While exercise will undoubtedly help you obtain all these wonderful benefits, there are some guidelines you should follow:

Always consult our physician before beginning any diet and/or exercise regimen. This is to ensure you will be able to do this without causing harm to yourself and your recovering body.

Always start out slowly. Try several activities and do not attempt to perform very strenuous exercises or spend too much time at the gym. Find some exercises or activities you like and enjoy and do them regularly, but try not to exceed more than 30 minutes at a time. If you begin to feel exerted or worn out, stop exercising immediately and rest for a while. The whole purpose of exercising is to help maintain good health and self esteem, not injure or endanger yourself or your unborn.

Avoid high altitudes, extreme humidity, or especially warm temperatures when exercising. Getting overheated is not beneficial to you or our baby, and it could actually cause harm. Be sure you drink plenty of water and keep yourself
hydrated.

Monitor your heart rate, your breathing, and your pulse. This will allow you to observe your progress and notice any limitations you may need to be aware of. Knowing this information and making a note of it while exercising could assist your physician in diagnosing any problems or potential hazards you may face.

While you are in your final trimester, try to avoid any bouncing, jumping, or running. These activities can potentially cause injury to you or your unborn child.

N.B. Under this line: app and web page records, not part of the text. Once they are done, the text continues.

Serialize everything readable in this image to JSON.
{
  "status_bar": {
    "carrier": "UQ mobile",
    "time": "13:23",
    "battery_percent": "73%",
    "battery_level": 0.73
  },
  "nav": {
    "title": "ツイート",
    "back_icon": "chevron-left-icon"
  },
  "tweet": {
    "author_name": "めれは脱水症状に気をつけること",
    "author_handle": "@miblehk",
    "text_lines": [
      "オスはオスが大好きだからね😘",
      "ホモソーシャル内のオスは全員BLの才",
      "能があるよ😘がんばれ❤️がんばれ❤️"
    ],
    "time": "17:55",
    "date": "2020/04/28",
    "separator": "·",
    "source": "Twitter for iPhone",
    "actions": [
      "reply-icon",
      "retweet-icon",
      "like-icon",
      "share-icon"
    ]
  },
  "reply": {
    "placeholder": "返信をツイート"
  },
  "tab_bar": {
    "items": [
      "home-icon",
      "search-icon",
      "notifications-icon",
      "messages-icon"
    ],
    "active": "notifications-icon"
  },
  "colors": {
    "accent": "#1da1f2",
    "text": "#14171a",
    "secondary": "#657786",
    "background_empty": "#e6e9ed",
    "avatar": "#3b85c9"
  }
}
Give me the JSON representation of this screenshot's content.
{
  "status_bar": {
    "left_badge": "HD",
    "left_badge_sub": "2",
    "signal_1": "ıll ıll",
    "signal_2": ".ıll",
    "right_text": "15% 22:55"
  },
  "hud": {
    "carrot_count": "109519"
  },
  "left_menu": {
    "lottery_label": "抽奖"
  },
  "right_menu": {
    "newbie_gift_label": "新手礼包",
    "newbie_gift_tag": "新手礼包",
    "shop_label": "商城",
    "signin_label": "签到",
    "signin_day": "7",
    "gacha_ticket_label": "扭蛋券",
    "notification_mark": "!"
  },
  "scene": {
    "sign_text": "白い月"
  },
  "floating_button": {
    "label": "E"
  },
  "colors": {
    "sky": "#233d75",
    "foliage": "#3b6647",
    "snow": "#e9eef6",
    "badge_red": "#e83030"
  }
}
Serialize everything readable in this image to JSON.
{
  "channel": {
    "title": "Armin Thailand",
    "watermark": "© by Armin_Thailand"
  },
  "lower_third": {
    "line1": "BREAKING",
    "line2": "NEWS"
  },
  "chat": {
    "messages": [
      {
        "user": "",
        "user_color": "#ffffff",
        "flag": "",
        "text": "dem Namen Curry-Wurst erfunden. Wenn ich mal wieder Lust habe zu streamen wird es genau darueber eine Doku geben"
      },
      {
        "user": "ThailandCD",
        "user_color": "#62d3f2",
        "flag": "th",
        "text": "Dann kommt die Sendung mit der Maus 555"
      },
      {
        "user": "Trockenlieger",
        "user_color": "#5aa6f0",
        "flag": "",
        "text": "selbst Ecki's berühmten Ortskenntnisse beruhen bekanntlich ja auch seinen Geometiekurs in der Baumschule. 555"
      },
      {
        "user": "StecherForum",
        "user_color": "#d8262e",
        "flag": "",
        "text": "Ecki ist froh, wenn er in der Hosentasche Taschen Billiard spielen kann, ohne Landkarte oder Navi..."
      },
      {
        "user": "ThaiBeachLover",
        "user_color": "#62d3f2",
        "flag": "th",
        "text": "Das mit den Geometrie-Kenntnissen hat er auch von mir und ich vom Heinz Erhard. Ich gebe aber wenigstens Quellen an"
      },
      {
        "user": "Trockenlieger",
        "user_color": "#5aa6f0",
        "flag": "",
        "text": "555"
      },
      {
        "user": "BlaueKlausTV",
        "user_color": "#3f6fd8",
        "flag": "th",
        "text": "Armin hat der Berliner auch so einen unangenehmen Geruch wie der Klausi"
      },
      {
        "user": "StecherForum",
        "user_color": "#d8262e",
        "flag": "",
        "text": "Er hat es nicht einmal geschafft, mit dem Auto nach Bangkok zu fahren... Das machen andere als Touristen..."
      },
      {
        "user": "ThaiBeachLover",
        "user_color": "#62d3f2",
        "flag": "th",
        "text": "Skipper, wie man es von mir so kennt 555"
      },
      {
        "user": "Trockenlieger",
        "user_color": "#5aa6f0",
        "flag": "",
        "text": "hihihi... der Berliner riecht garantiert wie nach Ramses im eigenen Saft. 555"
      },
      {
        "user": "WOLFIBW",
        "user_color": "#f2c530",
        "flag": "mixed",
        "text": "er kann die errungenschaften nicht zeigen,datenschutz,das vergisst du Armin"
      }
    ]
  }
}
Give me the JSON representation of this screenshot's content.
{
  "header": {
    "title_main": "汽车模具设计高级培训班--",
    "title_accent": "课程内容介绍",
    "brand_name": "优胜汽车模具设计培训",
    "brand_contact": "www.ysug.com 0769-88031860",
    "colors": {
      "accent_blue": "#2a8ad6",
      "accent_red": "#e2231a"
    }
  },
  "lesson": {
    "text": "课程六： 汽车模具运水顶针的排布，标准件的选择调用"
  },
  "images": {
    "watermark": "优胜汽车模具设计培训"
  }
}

Pregnancy causes many changes for any woman, physically, mentally, and emotionally. Be sure you communicate openly with your partner and your doctor. Keep all of your limitations in mind and never try to exercise more than is reasonable for your stage of pregnancy.